A lot has been written and said over the last couple of months about management strategies for glyphosate-resistant (GR) Palmer amaranth. Of course, the one strategy many folks talk about is rotating out of cotton or soybeans into corn.

On the surface this would seem to be a solid recommendation to help reduce the Palmer amaranth soil seed bank. In fact, I made that very recommendation to some cotton growers in 2008 for a couple of fields that were heavily infested with GR Palmer amaranth that year.

However, in late August 2009, I stepped into a couple of these rotated fields and was very disappointed to find that as the corn was drying down, a large, late flush of GR Palmer amaranth was thriving. Much of this Palmer was as tall as I am, with a few plants even taller than the corn. The Palmer had flowered and was in the process of producing a large seed load.

I may not be the sharpest tool in the shed, but right then and there, it became apparent to me that rotating to a Roundup Ready corn hybrid and spraying glyphosate plus 2 quarts of atrazine was not going to cut it as a solid way to reduce the Palmer soil seed bank.

If not glyphosate plus atrazine, then what should be used in corn to combat GR Palmer amaranth? The traditional corn premixes hold the best option, particularly if they are not used in a traditional fashion. What I mean by that is if the premix is in part or totally applied postemergence instead of all pre-emergence, it has the best chance to curtail late GR Palmer flushes.

Once the herbicide that provides soil residual has been applied, the clock starts ticking on how long it will last and it is unknown when the clock will run out. Many factors come into play on how long a residual herbicide will last, including the rate of the herbicide applied, the soil type and most importantly, how much rain falls after application.

Therefore, if you can apply a residual herbicide as close to time as possible when you need it, the more consistent the control will be. In our research we have put this strategy to the test and looked at most of the atrazine premixes. We compared the given labeled rate for the soil type all applied pre or in split applications.

The split applications consisted of one-third of the labeled rate being applied pre-emergence and the other two-thirds applied to V1 to V3 corn. We found that we received more consistent late-season pigweed control with the split applications.

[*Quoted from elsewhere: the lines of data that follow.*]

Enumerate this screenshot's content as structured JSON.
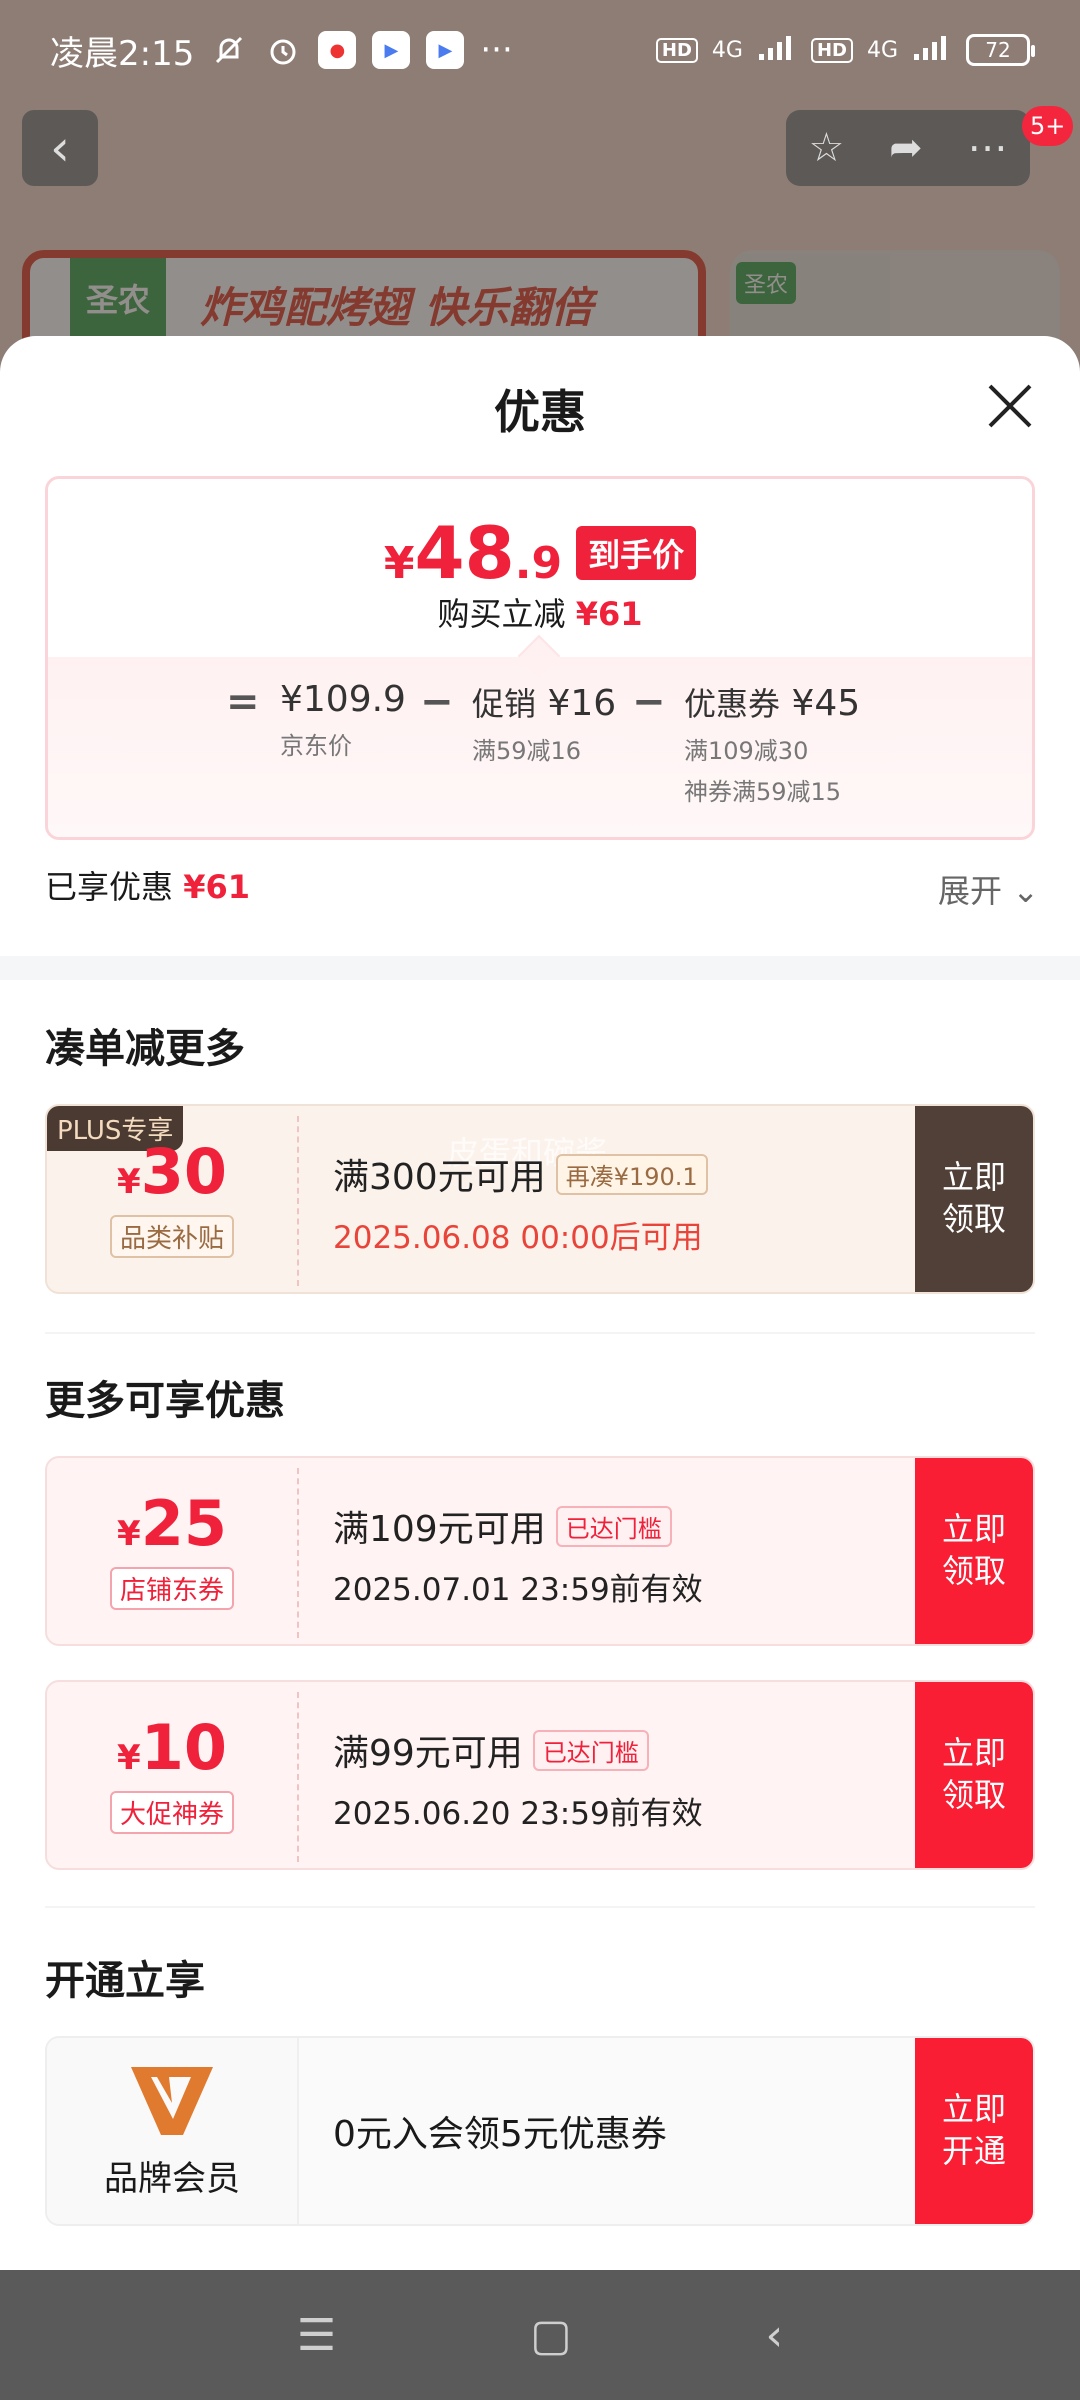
{
  "status_bar": {
    "time": "凌晨2:15",
    "dots": "···",
    "network1": "4G",
    "network2": "4G",
    "hd1": "HD",
    "hd2": "HD",
    "battery": "72"
  },
  "background": {
    "notification_count": "5+",
    "banner_brand": "圣农",
    "banner_slogan": "炸鸡配烤翅 快乐翻倍",
    "banner2_brand": "圣农"
  },
  "sheet": {
    "title": "优惠",
    "price": {
      "yen": "¥",
      "int": "48",
      "dec": ".9",
      "tag": "到手价",
      "reduce_label": "购买立减",
      "reduce_value": "¥61"
    },
    "calc": {
      "eq": "=",
      "jd_price": "¥109.9",
      "jd_label": "京东价",
      "minus1": "−",
      "promo_label": "促销",
      "promo_value": "¥16",
      "promo_rule": "满59减16",
      "minus2": "−",
      "coupon_label": "优惠券",
      "coupon_value": "¥45",
      "coupon_rule1": "满109减30",
      "coupon_rule2": "神券满59减15"
    },
    "enjoyed_label": "已享优惠",
    "enjoyed_value": "¥61",
    "expand_label": "展开"
  },
  "sections": {
    "more_reduce_title": "凑单减更多",
    "more_offers_title": "更多可享优惠",
    "open_title": "开通立享"
  },
  "coupons": [
    {
      "badge": "PLUS专享",
      "yen": "¥",
      "amount": "30",
      "tag": "品类补贴",
      "condition": "满300元可用",
      "pill": "再凑¥190.1",
      "date": "2025.06.08 00:00后可用",
      "button": "立即领取",
      "watermark": "皮蛋和碗酱"
    },
    {
      "yen": "¥",
      "amount": "25",
      "tag": "店铺东券",
      "condition": "满109元可用",
      "pill": "已达门槛",
      "date": "2025.07.01 23:59前有效",
      "button": "立即领取"
    },
    {
      "yen": "¥",
      "amount": "10",
      "tag": "大促神券",
      "condition": "满99元可用",
      "pill": "已达门槛",
      "date": "2025.06.20 23:59前有效",
      "button": "立即领取"
    }
  ],
  "member": {
    "label": "品牌会员",
    "text": "0元入会领5元优惠券",
    "button": "立即开通"
  },
  "colors": {
    "accent_red": "#fa1e35",
    "plus_brown": "#514037",
    "member_orange": "#e07a2e"
  }
}
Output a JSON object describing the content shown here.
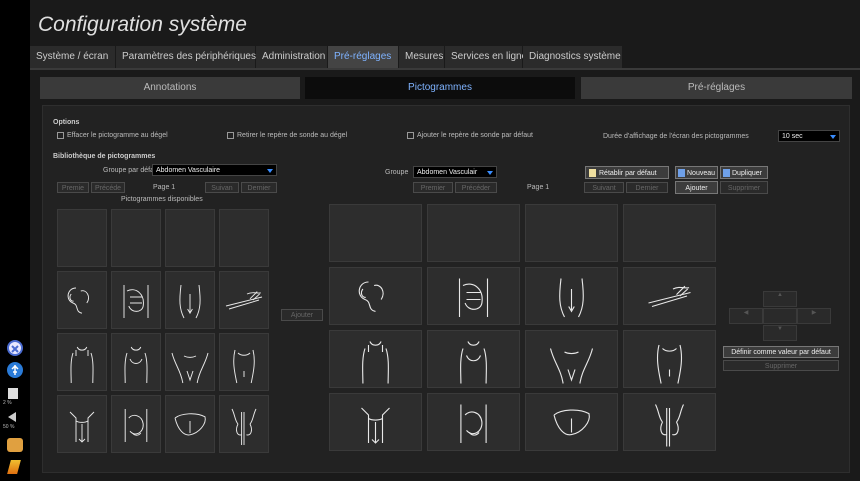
{
  "title": "Configuration système",
  "tabs": [
    {
      "label": "Système / écran"
    },
    {
      "label": "Paramètres des périphériques"
    },
    {
      "label": "Administration"
    },
    {
      "label": "Pré-réglages"
    },
    {
      "label": "Mesures"
    },
    {
      "label": "Services en ligne"
    },
    {
      "label": "Diagnostics système"
    }
  ],
  "subtabs": [
    {
      "label": "Annotations"
    },
    {
      "label": "Pictogrammes"
    },
    {
      "label": "Pré-réglages"
    }
  ],
  "options": {
    "heading": "Options",
    "checkbox1": "Effacer le pictogramme au dégel",
    "checkbox2": "Retirer le repère de sonde au dégel",
    "checkbox3": "Ajouter le repère de sonde par défaut",
    "duration_label": "Durée d'affichage de l'écran des pictogrammes",
    "duration_value": "10 sec"
  },
  "library": {
    "heading": "Bibliothèque de pictogrammes",
    "left": {
      "group_label": "Groupe par défaut",
      "group_value": "Abdomen Vasculaire",
      "first": "Premie",
      "prev": "Précéde",
      "page": "Page 1",
      "next": "Suivan",
      "last": "Dernier",
      "available": "Pictogrammes disponibles"
    },
    "right": {
      "group_label": "Groupe",
      "group_value": "Abdomen Vasculair",
      "first": "Premier",
      "prev": "Précéder",
      "page": "Page 1",
      "next": "Suivant",
      "last": "Dernier",
      "reset": "Rétablir par défaut",
      "new": "Nouveau",
      "duplicate": "Dupliquer",
      "add": "Ajouter",
      "delete": "Supprimer"
    },
    "add_middle": "Ajouter",
    "set_default": "Définir comme valeur par défaut",
    "delete_bottom": "Supprimer"
  },
  "sidebar": {
    "icons": [
      {
        "name": "close-circle-icon"
      },
      {
        "name": "usb-icon"
      },
      {
        "name": "disk-icon",
        "text": "2 %"
      },
      {
        "name": "volume-icon",
        "text": "50 %"
      },
      {
        "name": "user-icon"
      },
      {
        "name": "brush-icon"
      }
    ]
  },
  "colors": {
    "accent": "#7fb3ff",
    "caret": "#3a8dff",
    "background": "#1a1a1a"
  }
}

So which premix should you use? Confusion surrounding which corn premix to use is nothing new. Marshal McGlamery, a famous Extension weed scientist who retired a few years back, coined the term “can ’em and confuse ’em” to describe the premixes decades ago.

The reason there have been so may premixes marketed in corn is due to the simple fact that all herbicides work better with atrazine. Typically, the first part of a corn premix is atrazine, which provides contact and residual control of most broadleaf weeds and some control of grass weeds. The second component of a herbicide premix for corn enhances the residual activity on the grass and small-seeded broadleaf weeds.

Historically, the most popular corn premix was Bicep II Magnum (Dual II Magnum + atrazine). But others like Harness Xtra and Degree Xtra (acetochlor + atrazine) have also been widely used. In our work, all these herbicides provided about the same level of residual pigweed control. In other words, it wasn’t so much which premix we used but how we used it that provided the most consistent late-season pigweed control.

Some more recently developed corn premixes contain one of the newer bleaching-type herbicides (Callisto, Impact and Laudis). These herbicides have a lot of utility in corn and Jason Bond will discuss them in his next article.

e-mail: lsteckel@utk.edu